By Chris Gandy
I met with the Leadership team of an organisation last week to give them a spiel about Cause & Effective. The last to arrive for the meeting was the CEO who hurried into the room quite breathless saying…
“We did it team, we did it – 72%”
She then proceeded around the table delivering “hi fives” to everyone, including me.
When she sat down and gathered herself the CEO opened the meeting and very graciously welcomed me. She then went on to background what just happened by explaining that the organisation’s Employee Satisfaction Survey results were just out and they had achieved a 72% satisfaction level. The reason for the excitement was that as a Management Team they had a KPI of 70%. So the Team had ticked one performance box ticked for the year!

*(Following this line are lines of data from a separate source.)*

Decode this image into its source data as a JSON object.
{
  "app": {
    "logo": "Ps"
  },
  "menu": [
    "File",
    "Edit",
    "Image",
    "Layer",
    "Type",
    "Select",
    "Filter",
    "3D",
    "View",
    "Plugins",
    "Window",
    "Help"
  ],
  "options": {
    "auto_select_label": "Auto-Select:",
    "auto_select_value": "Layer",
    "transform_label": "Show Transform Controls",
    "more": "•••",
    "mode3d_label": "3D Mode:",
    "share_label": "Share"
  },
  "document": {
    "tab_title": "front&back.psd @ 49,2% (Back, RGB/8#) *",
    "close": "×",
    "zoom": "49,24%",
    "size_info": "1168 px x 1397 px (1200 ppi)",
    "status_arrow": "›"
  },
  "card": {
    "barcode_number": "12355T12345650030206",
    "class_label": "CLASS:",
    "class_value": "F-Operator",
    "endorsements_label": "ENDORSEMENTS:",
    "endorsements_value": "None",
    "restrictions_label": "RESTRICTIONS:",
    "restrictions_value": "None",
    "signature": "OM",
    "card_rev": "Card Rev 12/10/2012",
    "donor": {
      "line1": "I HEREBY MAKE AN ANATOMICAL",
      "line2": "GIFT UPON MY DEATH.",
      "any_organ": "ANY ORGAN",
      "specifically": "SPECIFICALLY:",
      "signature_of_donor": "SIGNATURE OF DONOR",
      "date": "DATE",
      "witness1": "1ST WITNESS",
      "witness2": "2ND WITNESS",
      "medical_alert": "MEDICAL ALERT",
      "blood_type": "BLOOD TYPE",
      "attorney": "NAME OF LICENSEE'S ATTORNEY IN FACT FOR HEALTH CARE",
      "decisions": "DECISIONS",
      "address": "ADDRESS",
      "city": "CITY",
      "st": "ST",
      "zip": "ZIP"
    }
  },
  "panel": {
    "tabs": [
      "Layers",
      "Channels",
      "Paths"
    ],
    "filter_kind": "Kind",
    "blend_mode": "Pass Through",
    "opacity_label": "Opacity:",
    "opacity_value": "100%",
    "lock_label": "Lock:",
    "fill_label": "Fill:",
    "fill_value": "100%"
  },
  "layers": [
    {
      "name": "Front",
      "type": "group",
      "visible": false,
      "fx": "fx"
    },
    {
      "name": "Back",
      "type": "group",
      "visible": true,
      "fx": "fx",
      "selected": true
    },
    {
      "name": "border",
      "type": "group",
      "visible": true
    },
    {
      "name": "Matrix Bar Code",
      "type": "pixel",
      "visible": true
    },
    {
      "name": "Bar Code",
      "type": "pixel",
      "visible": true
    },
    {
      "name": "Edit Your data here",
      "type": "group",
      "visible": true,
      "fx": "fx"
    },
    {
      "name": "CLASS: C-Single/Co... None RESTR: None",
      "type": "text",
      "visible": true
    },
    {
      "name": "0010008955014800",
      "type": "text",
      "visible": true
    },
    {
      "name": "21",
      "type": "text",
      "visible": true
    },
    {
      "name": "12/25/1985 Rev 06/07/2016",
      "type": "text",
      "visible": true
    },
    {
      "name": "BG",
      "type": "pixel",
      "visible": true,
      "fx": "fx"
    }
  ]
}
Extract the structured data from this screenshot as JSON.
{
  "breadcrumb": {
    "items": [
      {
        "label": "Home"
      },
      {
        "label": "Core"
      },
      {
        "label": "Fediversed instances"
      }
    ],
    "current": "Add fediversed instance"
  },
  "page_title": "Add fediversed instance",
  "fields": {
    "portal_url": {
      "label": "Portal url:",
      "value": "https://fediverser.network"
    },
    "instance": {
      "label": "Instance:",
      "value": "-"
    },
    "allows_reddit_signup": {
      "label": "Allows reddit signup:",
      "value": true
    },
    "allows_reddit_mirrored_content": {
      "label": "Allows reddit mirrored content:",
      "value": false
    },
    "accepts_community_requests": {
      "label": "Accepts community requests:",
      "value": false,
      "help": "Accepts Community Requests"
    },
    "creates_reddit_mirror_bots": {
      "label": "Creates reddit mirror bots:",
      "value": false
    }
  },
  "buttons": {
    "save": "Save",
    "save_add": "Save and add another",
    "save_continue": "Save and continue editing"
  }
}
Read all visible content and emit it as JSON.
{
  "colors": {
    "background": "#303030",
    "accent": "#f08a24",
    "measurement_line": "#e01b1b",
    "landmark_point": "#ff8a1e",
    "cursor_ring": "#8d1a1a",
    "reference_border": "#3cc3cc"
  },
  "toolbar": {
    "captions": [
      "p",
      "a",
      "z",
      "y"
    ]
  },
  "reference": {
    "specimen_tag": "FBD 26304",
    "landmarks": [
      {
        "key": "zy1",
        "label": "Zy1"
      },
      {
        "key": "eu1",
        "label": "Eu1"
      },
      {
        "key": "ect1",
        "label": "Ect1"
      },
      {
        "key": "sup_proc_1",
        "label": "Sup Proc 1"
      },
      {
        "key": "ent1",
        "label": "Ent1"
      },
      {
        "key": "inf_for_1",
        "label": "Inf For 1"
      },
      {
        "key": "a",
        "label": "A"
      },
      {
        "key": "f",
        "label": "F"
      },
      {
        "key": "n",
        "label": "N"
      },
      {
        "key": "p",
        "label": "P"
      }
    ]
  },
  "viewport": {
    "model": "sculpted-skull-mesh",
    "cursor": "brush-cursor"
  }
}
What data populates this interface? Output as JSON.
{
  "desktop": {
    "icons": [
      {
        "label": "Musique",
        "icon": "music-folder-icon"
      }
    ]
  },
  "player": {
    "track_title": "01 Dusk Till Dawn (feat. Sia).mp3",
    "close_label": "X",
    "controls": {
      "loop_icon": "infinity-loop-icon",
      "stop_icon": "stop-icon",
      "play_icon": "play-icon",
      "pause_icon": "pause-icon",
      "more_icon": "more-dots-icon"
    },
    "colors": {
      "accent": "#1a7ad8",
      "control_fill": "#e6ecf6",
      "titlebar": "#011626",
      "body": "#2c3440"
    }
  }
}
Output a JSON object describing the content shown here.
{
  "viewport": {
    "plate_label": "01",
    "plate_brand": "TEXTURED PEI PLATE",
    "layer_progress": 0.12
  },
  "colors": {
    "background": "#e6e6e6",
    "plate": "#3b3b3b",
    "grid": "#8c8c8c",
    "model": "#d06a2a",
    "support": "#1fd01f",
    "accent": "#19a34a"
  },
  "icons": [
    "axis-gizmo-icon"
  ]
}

You may be pleased to know that for the rest of the meeting I bit my tongue and refrained from asking any questions about the wonderful survey. On the way back to the office I couldn’t get the episode out of my mind because to me it encapsulated what I had previously thought about Employee Satisfaction Surveys but wasn’t ready to admit – the purpose of the surveys is to prove that management is doing a reasonable job. They have nothing to do with such things as improving employee engagement, welfare and retention.
In earlier corporate roles, I, like probably most of you, went along with the annual employee satisfaction survey charade. Sure I had the odd twinge about such concerns as:
- Anonymity – While employees were never asked to give their name this offered little cold comfort. Nearly all recent surveys were conducted electronically and we all knew anything online can be traced. Besides surveys have this quaint habit of drawing an identikit picture of the respondent by asking them to declare their gender, age range and work area. Damn hard to remain anonymous if you are the only male over 50 years of age in the Accounts Department!
- Validity – Does the survey actually measure what it purports to measure? I am not aware of being involved with surveys that had any sort of validity test. We thought we were measuring, say, engagement, but we’re we?
- Reliability – Same with reliability. We never bothered to see whether the results could be replicated when conditions didn’t change. To be honest the swings in some of the surveys I have witnessed should have seriously brought the issue of reliability into question.
- Management inaction – The most common complaint I received from employees about Employee Surveys was that they perceived them as pointless. “We do your dumb survey but nothing ever happens” was the typical refrain from staff. And I think they had a point. In all my time in management I cannot recall one positive game-changing management decision that came from an Employee Satisfaction Survey.
in hindsight these and other concerns with Employee Satisfaction Surveys are of little consequence as I have now come to realise that they are not about employees and have an entirely different purpose. In light of this, perhaps we managers should show a little more integrity and call the process as it is – Management Popularity Survey.
As a postscript – the organisation I visited informed me of another score that was even higher than the Employee Satisfaction rating. They had an employee turnover rate running at 80% – true, go figure!
About Chris: Chris Gandy is the Principal and Founder of Cause and Effective , a group that aims to help leaders of cause-based organisations to deliver on their mission by providing insightful practical information and linking them with affordable subject matter experts. You can contact Chris here
Over the years I’ve seen a lot of people draft up surveys which are really just a bunch of questions thrown together. After working with a survey statistician I realised that there is a lot more to drafting a good survey than that. As for employee satisfaction surveys I’ve worked in many organisations where they do them and ignore the results, but was fortunate enough to work for a very large company who took it incredibly seriously and spent the entire year in between surveys working on the results of the previous one. Not surprisingly I found it a great place to work.